Although Queen Mary 2's superstructure is similar to many modern cruise ships, her hull sets her apart from them and she is likely to be the last ocean passenger liner to be built. She is designed to cope with the Atlantic Ocean in tempest with her finer entry (slim bow shape) and sturdy hull. Unlike QM2, her new Cunard fleetmates, Queen Victoria and Queen Elizabeth, are built in the style typical of modern cruise ships and are not ocean passenger liners. QM2's stern is certainly unusual - less elegant than her predecessors, Queen Mary (1936), Queen Elizabeth (1940) and Queen Elizabeth 2 (1969), but it is also intended to give her increased stability.

Unlike many of her Cunard ancestors QM2 is not a Clyde-built vessel although the shipyard at St Nazaire in France, in which she was built, was designed and brought into service by John Scott of the Greenock firm Scotts Shipbuilding & Engineering Company, which was the oldest shipbuilding company in the world until the nationalisation of British shipbuilding in 1977.
After a very impressive fireworks display to celebrate her first visit to the Clyde, Waverley escorted her until the liner reached Cloch Point; this sailing brought Waverley's 2009 public sailings to and end.
At 150,000 tonnes QM2 is the largest passenger ship ever seen on the Clyde - perhaps she will return some day.
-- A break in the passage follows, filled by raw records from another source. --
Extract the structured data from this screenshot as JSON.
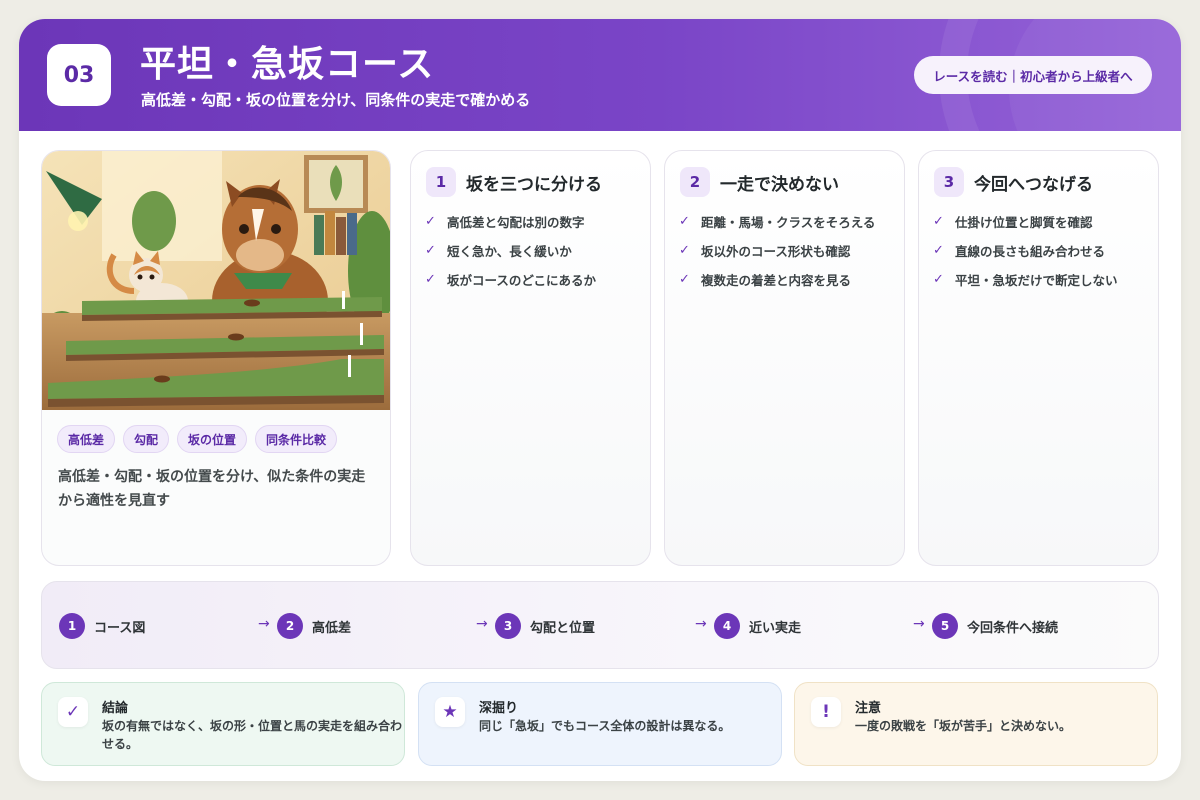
{
  "header": {
    "number": "03",
    "title": "平坦・急坂コース",
    "subtitle": "高低差・勾配・坂の位置を分け、同条件の実走で確かめる",
    "pill_button": "レースを読む｜初心者から上級者へ"
  },
  "image_card": {
    "tags": [
      "高低差",
      "勾配",
      "坂の位置",
      "同条件比較"
    ],
    "caption": "高低差・勾配・坂の位置を分け、似た条件の実走から適性を見直す"
  },
  "steps": [
    {
      "num": "1",
      "title": "坂を三つに分ける",
      "items": [
        "高低差と勾配は別の数字",
        "短く急か、長く緩いか",
        "坂がコースのどこにあるか"
      ]
    },
    {
      "num": "2",
      "title": "一走で決めない",
      "items": [
        "距離・馬場・クラスをそろえる",
        "坂以外のコース形状も確認",
        "複数走の着差と内容を見る"
      ]
    },
    {
      "num": "3",
      "title": "今回へつなげる",
      "items": [
        "仕掛け位置と脚質を確認",
        "直線の長さも組み合わせる",
        "平坦・急坂だけで断定しない"
      ]
    }
  ],
  "check_mark": "✓",
  "flow": {
    "arrow": "→",
    "steps": [
      {
        "num": "1",
        "label": "コース図"
      },
      {
        "num": "2",
        "label": "高低差"
      },
      {
        "num": "3",
        "label": "勾配と位置"
      },
      {
        "num": "4",
        "label": "近い実走"
      },
      {
        "num": "5",
        "label": "今回条件へ接続"
      }
    ]
  },
  "notes": [
    {
      "icon": "✓",
      "icon_name": "check-icon",
      "title": "結論",
      "text": "坂の有無ではなく、坂の形・位置と馬の実走を組み合わせる。",
      "tone": "#eef8f2"
    },
    {
      "icon": "★",
      "icon_name": "star-icon",
      "title": "深掘り",
      "text": "同じ「急坂」でもコース全体の設計は異なる。",
      "tone": "#eef4fd"
    },
    {
      "icon": "!",
      "icon_name": "exclamation-icon",
      "title": "注意",
      "text": "一度の敗戦を「坂が苦手」と決めない。",
      "tone": "#fdf6ea"
    }
  ],
  "colors": {
    "accent": "#6c36b8",
    "accent_light": "#efe7fa"
  }
}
After her last public sailing Waverley had a day off to prepare for a special private charter to te shipbuilders BVT - this entailed her first call in 27 years at Stobcross Quay which had been her base from 1977 to 1981.
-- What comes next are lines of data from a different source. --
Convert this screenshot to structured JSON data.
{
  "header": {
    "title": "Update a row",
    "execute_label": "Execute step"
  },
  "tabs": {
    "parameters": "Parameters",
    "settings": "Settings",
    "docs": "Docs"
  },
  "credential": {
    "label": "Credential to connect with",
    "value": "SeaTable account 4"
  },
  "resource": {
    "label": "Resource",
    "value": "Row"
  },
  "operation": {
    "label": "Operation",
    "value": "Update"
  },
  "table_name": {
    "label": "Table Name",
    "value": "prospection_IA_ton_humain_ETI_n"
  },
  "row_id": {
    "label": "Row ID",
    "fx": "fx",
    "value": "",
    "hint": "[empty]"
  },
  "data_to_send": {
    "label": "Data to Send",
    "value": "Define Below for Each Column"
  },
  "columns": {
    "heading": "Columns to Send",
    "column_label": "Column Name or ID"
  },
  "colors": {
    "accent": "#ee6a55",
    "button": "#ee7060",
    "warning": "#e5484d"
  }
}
Stuart Cameron

Thursday, 15 October 2009

Our Paddler Returns.......

Waverley returned from her South Coast and Thames season yesterday (Wednesday) in readiness for her final weekend of sailings for 2009.
Alasdair MacKenzie captured her as she approached Greenock.

Tuesday, 6 October 2009

And Once You've said Goodbye QM2..........

Why not come ashore at Greenock and head to the Royal West Amateur Boat Club, listen to some good music and raise money for Waverley all at the same time??

Book tickets at the Boat Club by calling 01475 723260 - evenings and Sat/Sun afternoons

See below.....

Monday, 5 October 2009

Welcome the only seagoing Transtlantic Liner aboard the only seagoing Paddle Steamer!

Cunard's flagship Queen Mary 2 will visit the Clyde for the first time on Monday 19th October. The 150,000grt vessel is the first true Transatlantic Ocean Liner built since QE2 and is now the only one after the latter's retirement from the Cunard fleet last November.

To mark her 5th year in service Queen Mary 2 is taking a round UK cruise and will make a few first calls at UK ports including Greenock.

Queen Mary 2 will arrive at Greenock Ocean Terminal at 8am and will leave again at 6.30pm amidst a firework display - this time is later than the originally scheduled 6.15pm departure to allow for the fireworks.

Waverley will leave Glasgow at 11am on a cruise taking her past the Queen Mary 2 affording her passengers good views of the giant vessel (and QM2's passengers who dont go ashore for the day good views of Waverley!) returning to Glasgow at 3pm. There is an evening cruise leaving Glasgow at 4pm and Greenock at 5.40pm to escort QM2 down river.
Check the Waverley Excursions Website for further information and to book.

Here are some pictures taken by myself on a Caribbean cruise on QM2 in March 2008.

Taken from one of the vessel's tenders whilst anchored off Tortola.

Queen Mary 2 alongside Celebrity Constellation at St KittsAnchored off St Lucia.

So get your tickets and join in!

Gavin Stewart